The biggest challenge is also the best part! Cayman is very expensive, most items need to be imported, the work ethic can sometimes be ... well, shall we say, challenging? And, as mentioned, at Rum Point we offer radically different styles of fare, which requires lots of creative comparison pricing.

Joe Mizzoni of Brasserie
via Miami, Florida
The Brasserie is a special place. We have our own garden, fishing boats, and a beautiful state-of-the-art kitchen. With that said, it comes with a giant work load that really never stops. I’ve had the privilege to work with ultra-fresh product—25 minutes out of the ocean, or just harvested out of the ground. I’ve created relationships with many of the local farmers and fishermen, and I try to support them as much as possible. The hardest thing to deal with is [imported product]. I’m so used to having everything at my fingertips year round in the States. I use as much Cayman local products as possible, so I have to think out of my comfort zone to come up with new ideas with the minimal product that is found on the island. In the long run, it will help me tremendously in my growth as a chef by expanding my knowledge and technique with things I may have never had the chance to experience. I’ve been here for almost one year, so this coming year I know what to expect from the island, and I am excited to see how I put my last year’s lessons to use. 

Steve Shienfield of Mizu Asian Bistro
via Toronto, Canada
Being a Chef in Cayman is one of the best experiences. With so many different cultures living here, we get to experience food from around the globe. All the chefs working in the different kitchens bring their own twist and flair to the food that they prepare.
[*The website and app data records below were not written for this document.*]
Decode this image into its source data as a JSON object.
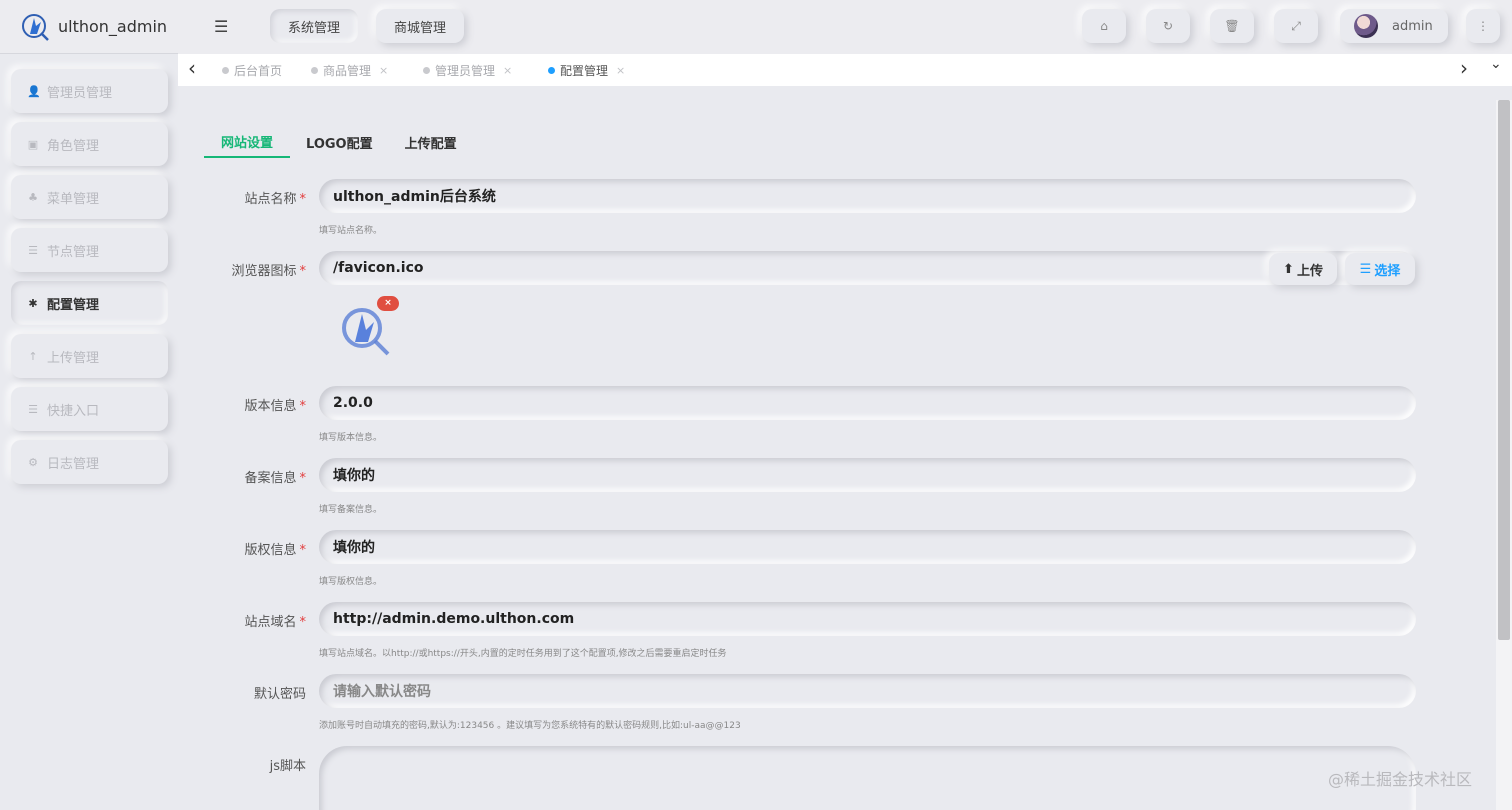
{
  "app": {
    "title": "ulthon_admin"
  },
  "sidebar": {
    "items": [
      {
        "label": "管理员管理",
        "icon": "user-icon",
        "glyph": "👤"
      },
      {
        "label": "角色管理",
        "icon": "role-icon",
        "glyph": "▣"
      },
      {
        "label": "菜单管理",
        "icon": "tree-icon",
        "glyph": "♣"
      },
      {
        "label": "节点管理",
        "icon": "list-icon",
        "glyph": "☰"
      },
      {
        "label": "配置管理",
        "icon": "asterisk-icon",
        "glyph": "✱"
      },
      {
        "label": "上传管理",
        "icon": "arrow-up-icon",
        "glyph": "↑"
      },
      {
        "label": "快捷入口",
        "icon": "list-icon",
        "glyph": "☰"
      },
      {
        "label": "日志管理",
        "icon": "gear-icon",
        "glyph": "⚙"
      }
    ],
    "active_index": 4
  },
  "header": {
    "toggle_glyph": "☰",
    "tabs": [
      {
        "label": "系统管理",
        "active": true
      },
      {
        "label": "商城管理",
        "active": false
      }
    ],
    "buttons": [
      {
        "name": "home-icon",
        "glyph": "⌂"
      },
      {
        "name": "refresh-icon",
        "glyph": "↻"
      },
      {
        "name": "trash-icon",
        "glyph": "🗑"
      },
      {
        "name": "fullscreen-icon",
        "glyph": "⤢"
      }
    ],
    "user": {
      "name": "admin"
    },
    "more_glyph": "⋮"
  },
  "tabstrip": {
    "left_arrow": "‹",
    "right_arrow": "›",
    "dropdown": "⌄",
    "tabs": [
      {
        "label": "后台首页",
        "closable": false,
        "active": false
      },
      {
        "label": "商品管理",
        "closable": true,
        "active": false
      },
      {
        "label": "管理员管理",
        "closable": true,
        "active": false
      },
      {
        "label": "配置管理",
        "closable": true,
        "active": true
      }
    ],
    "close_glyph": "×"
  },
  "form": {
    "tabs": [
      {
        "label": "网站设置",
        "active": true
      },
      {
        "label": "LOGO配置",
        "active": false
      },
      {
        "label": "上传配置",
        "active": false
      }
    ],
    "fields": {
      "site_name": {
        "label": "站点名称",
        "value": "ulthon_admin后台系统",
        "hint": "填写站点名称。"
      },
      "favicon": {
        "label": "浏览器图标",
        "value": "/favicon.ico",
        "upload_label": "上传",
        "select_label": "选择"
      },
      "version": {
        "label": "版本信息",
        "value": "2.0.0",
        "hint": "填写版本信息。"
      },
      "icp": {
        "label": "备案信息",
        "value": "填你的",
        "hint": "填写备案信息。"
      },
      "copyright": {
        "label": "版权信息",
        "value": "填你的",
        "hint": "填写版权信息。"
      },
      "domain": {
        "label": "站点域名",
        "value": "http://admin.demo.ulthon.com",
        "hint": "填写站点域名。以http://或https://开头,内置的定时任务用到了这个配置项,修改之后需要重启定时任务"
      },
      "default_password": {
        "label": "默认密码",
        "placeholder": "请输入默认密码",
        "hint": "添加账号时自动填充的密码,默认为:123456 。建议填写为您系统特有的默认密码规则,比如:ul-aa@@123"
      },
      "js_script": {
        "label": "js脚本"
      }
    },
    "required_mark": "*",
    "preview_close": "×"
  },
  "watermark": "@稀土掘金技术社区",
  "colors": {
    "accent": "#16b777",
    "primary": "#1e9fff",
    "danger": "#e04e40",
    "background": "#e9eaef"
  }
}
The biggest challenge here has to be the fact that we live on an island where everything is brought in. This makes food cost a challenge, as we want to make sure guests get reasonably priced meals. The other part is that when boats are late due to unforeseen circumstances, we can run out of things. Not just us as restaurants, but suppliers too. It can be a challenge to explain to guests that we may be out of ingredients.  

Thomas Tennant of Michael's Genuine Food & Drink
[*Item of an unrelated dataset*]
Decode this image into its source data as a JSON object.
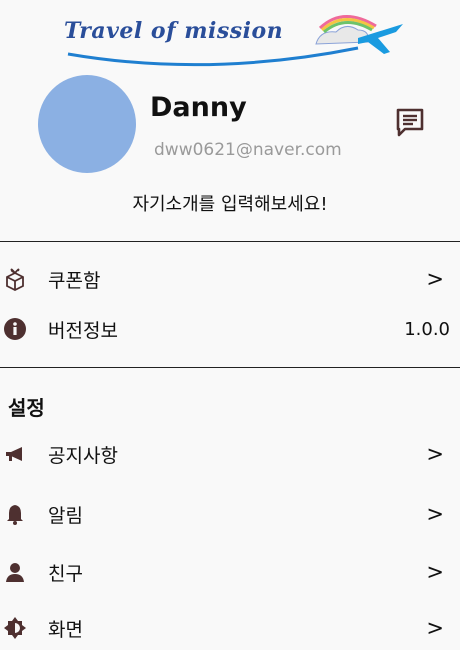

via Miami
The best part of being a chef on Cayman are the connections you make with everyone. The best ones are oftentimes with those from whom purchase food—the farmers who put in the countless hours of work, the fishermen who catch the freshest fish, and the guests who give you feedback to improve every day. The biggest challenge is the limitations on some ingredients that a chef might have to work with. Not everything can be brought on island the way you want it, and sometime the weather can be your enemy.